The telescope allows great conclusions to be drawn at great lengths. Edwin Hubble proved that the universe was expanding. I’ve always been impressed by how much we have been able to surmise, being so far away from the rest of everything.
Observation from a distance is clearly relevant in the life of a filmmaker. It is often a valuable tool in searching for the truth. Stealing a moment, rolling when no one knows that its happening or counts. The wide shot, as we know, is undervalued in the mainstream, but quite alive elsewhere throughout.
There’s also the principle of aesthetic distance – between the viewer and the fantasy. It serves as a fourth or fifth dimensional depth of field to play with. One can draw the distance close or one can pull far away. Consider Brecht, who favored a greater distance. The idea that the more the audience is urged to self-reflection rather than simple empathy for the events depicted leads to a greater form of catharsis – one that can extend beyond the work itself. I tend to agree that emotion, facial expression, relating to characters, can often be irrelevant to a truly powerful cinematic experience. Consider 2001. Perhaps that is why I despise the patronizing term “character piece.”

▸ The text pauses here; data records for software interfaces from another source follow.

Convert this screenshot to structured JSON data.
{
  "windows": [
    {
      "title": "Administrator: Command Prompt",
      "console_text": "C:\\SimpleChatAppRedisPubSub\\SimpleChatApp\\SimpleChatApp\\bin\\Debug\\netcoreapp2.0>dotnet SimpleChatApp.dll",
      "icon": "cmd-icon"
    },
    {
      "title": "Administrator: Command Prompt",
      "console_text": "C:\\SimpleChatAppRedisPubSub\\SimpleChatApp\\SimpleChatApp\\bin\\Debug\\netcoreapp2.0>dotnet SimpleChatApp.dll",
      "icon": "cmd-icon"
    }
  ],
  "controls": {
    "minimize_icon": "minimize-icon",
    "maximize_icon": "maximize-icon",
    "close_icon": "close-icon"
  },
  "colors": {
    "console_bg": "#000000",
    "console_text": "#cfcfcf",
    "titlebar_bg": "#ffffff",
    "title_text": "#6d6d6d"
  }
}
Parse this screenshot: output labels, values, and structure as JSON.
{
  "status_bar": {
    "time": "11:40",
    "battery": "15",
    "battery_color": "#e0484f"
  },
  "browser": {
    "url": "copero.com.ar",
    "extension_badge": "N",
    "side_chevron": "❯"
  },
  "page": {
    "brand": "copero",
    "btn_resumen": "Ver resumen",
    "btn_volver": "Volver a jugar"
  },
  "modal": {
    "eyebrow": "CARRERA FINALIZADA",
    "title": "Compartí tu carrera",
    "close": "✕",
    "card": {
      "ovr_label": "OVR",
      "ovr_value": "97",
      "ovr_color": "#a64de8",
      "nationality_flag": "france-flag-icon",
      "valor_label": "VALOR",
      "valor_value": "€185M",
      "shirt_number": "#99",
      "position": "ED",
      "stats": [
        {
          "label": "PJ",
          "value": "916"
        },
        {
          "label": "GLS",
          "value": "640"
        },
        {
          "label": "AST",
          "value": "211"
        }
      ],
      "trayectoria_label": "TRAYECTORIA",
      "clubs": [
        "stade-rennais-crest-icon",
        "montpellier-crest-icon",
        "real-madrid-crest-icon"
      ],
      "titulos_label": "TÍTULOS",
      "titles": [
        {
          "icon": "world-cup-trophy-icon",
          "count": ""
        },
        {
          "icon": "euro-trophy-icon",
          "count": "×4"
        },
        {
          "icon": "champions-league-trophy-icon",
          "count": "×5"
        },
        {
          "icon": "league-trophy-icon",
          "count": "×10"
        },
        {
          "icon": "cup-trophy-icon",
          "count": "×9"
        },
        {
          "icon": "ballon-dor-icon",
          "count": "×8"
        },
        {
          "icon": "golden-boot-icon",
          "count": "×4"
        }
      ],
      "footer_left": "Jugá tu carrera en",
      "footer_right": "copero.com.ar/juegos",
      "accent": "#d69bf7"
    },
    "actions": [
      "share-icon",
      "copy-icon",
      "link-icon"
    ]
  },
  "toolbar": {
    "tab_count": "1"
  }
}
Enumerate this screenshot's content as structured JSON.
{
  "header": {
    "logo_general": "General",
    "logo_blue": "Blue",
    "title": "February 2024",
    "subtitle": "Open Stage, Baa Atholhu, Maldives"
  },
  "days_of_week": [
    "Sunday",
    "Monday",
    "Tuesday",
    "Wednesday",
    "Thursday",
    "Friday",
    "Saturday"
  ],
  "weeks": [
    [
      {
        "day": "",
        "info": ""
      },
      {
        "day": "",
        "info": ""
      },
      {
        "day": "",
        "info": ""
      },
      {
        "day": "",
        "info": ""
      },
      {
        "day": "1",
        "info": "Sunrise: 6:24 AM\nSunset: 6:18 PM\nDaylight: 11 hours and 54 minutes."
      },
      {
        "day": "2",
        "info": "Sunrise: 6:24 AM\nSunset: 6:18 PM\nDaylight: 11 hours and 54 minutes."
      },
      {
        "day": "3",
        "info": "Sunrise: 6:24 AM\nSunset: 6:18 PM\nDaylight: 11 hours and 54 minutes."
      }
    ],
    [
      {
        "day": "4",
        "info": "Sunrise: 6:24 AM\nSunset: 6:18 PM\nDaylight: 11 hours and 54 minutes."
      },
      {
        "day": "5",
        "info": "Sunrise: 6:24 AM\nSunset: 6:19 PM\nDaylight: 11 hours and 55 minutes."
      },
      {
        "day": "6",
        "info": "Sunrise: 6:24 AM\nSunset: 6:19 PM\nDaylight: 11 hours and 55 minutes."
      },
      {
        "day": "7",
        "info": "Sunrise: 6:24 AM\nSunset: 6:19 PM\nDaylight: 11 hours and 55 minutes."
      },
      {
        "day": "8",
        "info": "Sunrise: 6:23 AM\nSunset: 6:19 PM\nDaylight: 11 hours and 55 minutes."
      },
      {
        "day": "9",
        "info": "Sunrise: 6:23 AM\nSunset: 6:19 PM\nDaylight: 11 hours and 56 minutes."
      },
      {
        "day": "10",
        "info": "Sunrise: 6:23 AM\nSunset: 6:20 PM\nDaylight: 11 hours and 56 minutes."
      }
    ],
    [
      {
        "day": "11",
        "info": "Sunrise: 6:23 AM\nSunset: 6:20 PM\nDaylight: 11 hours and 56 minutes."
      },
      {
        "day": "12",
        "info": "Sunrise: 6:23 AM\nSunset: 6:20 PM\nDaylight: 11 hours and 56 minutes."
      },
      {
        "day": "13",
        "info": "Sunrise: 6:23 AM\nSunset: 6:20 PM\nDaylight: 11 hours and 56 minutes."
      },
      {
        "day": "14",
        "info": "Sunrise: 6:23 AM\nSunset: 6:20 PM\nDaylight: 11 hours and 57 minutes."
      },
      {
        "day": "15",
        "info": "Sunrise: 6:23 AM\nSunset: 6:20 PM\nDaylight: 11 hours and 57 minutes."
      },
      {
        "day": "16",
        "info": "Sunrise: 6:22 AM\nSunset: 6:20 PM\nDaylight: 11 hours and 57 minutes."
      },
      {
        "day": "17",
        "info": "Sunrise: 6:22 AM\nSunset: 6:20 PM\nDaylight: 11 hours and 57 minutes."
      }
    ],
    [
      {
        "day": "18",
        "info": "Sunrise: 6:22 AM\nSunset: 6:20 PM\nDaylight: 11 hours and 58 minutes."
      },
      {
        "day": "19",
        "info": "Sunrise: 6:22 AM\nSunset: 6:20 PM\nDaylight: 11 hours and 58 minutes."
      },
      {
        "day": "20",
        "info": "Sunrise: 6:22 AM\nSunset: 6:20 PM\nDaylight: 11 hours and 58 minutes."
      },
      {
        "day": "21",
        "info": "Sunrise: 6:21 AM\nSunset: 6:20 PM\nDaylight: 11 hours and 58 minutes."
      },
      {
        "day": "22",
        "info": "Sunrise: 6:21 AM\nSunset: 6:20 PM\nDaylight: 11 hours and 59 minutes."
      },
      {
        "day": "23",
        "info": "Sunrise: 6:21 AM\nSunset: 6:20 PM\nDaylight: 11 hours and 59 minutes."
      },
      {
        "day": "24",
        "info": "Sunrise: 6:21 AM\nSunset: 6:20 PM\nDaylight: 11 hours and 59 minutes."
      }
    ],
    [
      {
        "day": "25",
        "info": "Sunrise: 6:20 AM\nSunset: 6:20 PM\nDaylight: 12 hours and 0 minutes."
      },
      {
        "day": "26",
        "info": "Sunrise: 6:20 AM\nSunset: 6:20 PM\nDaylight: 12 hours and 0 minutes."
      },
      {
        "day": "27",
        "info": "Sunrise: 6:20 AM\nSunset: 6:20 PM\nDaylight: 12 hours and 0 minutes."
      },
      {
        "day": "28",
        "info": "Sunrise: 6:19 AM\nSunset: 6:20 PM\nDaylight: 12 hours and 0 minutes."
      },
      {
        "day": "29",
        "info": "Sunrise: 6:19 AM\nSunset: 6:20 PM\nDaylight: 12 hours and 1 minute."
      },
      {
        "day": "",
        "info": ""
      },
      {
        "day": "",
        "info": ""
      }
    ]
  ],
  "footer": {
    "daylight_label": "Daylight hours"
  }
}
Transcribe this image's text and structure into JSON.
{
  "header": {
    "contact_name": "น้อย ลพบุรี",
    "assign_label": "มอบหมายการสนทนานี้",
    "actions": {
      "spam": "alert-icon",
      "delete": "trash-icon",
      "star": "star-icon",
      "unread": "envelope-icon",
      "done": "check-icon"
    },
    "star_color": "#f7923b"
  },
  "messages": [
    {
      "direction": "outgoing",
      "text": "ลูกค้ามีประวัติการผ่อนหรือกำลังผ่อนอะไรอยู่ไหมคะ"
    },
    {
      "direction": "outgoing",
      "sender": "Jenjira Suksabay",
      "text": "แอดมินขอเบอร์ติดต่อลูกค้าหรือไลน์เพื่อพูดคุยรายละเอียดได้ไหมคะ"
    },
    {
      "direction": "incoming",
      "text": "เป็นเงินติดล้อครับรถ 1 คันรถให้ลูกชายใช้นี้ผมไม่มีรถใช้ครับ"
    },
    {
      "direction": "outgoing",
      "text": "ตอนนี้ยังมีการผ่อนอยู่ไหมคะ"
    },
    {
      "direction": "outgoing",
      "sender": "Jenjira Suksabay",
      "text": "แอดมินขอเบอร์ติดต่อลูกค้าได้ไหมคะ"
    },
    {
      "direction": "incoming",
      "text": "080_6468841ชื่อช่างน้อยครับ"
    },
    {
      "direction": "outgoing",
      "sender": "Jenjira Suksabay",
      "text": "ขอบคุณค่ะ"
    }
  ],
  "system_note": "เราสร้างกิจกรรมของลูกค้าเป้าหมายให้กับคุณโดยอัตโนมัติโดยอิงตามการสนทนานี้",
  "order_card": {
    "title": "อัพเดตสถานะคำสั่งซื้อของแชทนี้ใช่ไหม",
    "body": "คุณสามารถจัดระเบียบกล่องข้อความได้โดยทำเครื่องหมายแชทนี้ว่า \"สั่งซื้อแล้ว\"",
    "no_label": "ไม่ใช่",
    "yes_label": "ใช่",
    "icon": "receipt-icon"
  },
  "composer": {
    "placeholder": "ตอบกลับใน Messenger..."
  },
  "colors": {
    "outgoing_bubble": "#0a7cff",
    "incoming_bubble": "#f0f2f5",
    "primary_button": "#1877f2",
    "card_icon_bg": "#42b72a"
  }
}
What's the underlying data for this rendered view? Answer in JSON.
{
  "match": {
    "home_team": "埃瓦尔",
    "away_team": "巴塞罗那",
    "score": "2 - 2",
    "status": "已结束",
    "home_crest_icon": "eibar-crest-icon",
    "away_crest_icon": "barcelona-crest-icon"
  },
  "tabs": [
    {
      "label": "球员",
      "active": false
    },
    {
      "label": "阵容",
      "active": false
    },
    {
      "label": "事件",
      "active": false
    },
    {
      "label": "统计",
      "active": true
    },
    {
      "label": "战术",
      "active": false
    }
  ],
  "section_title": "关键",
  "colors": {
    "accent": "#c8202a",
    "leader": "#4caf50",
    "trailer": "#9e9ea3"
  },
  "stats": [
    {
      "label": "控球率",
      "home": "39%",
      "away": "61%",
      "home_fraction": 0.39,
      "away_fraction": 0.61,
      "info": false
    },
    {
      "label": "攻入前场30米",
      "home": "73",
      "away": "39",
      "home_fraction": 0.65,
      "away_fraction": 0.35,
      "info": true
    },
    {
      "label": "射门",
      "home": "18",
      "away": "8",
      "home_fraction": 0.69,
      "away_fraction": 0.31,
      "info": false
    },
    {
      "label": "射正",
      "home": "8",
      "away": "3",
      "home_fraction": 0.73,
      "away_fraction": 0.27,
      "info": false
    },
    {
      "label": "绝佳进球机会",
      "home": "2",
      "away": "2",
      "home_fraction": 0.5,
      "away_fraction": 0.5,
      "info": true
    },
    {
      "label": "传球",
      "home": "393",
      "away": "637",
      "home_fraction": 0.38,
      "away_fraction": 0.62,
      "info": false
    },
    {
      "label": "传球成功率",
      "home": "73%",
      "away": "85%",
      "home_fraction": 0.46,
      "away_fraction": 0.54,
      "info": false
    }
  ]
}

And finally, there’s distance in mentorship. For a time, I sought a mentor for my craft. But true learning in this career: of the construction, of the tools, of the purpose and of the politics, has come from a great distance. Watching films, reading books, watching others succeed in various ways, and trying to learn from afar. Like the astronomer, I am isolated by my current position but still have the tools to understand the greater picture from where I stand.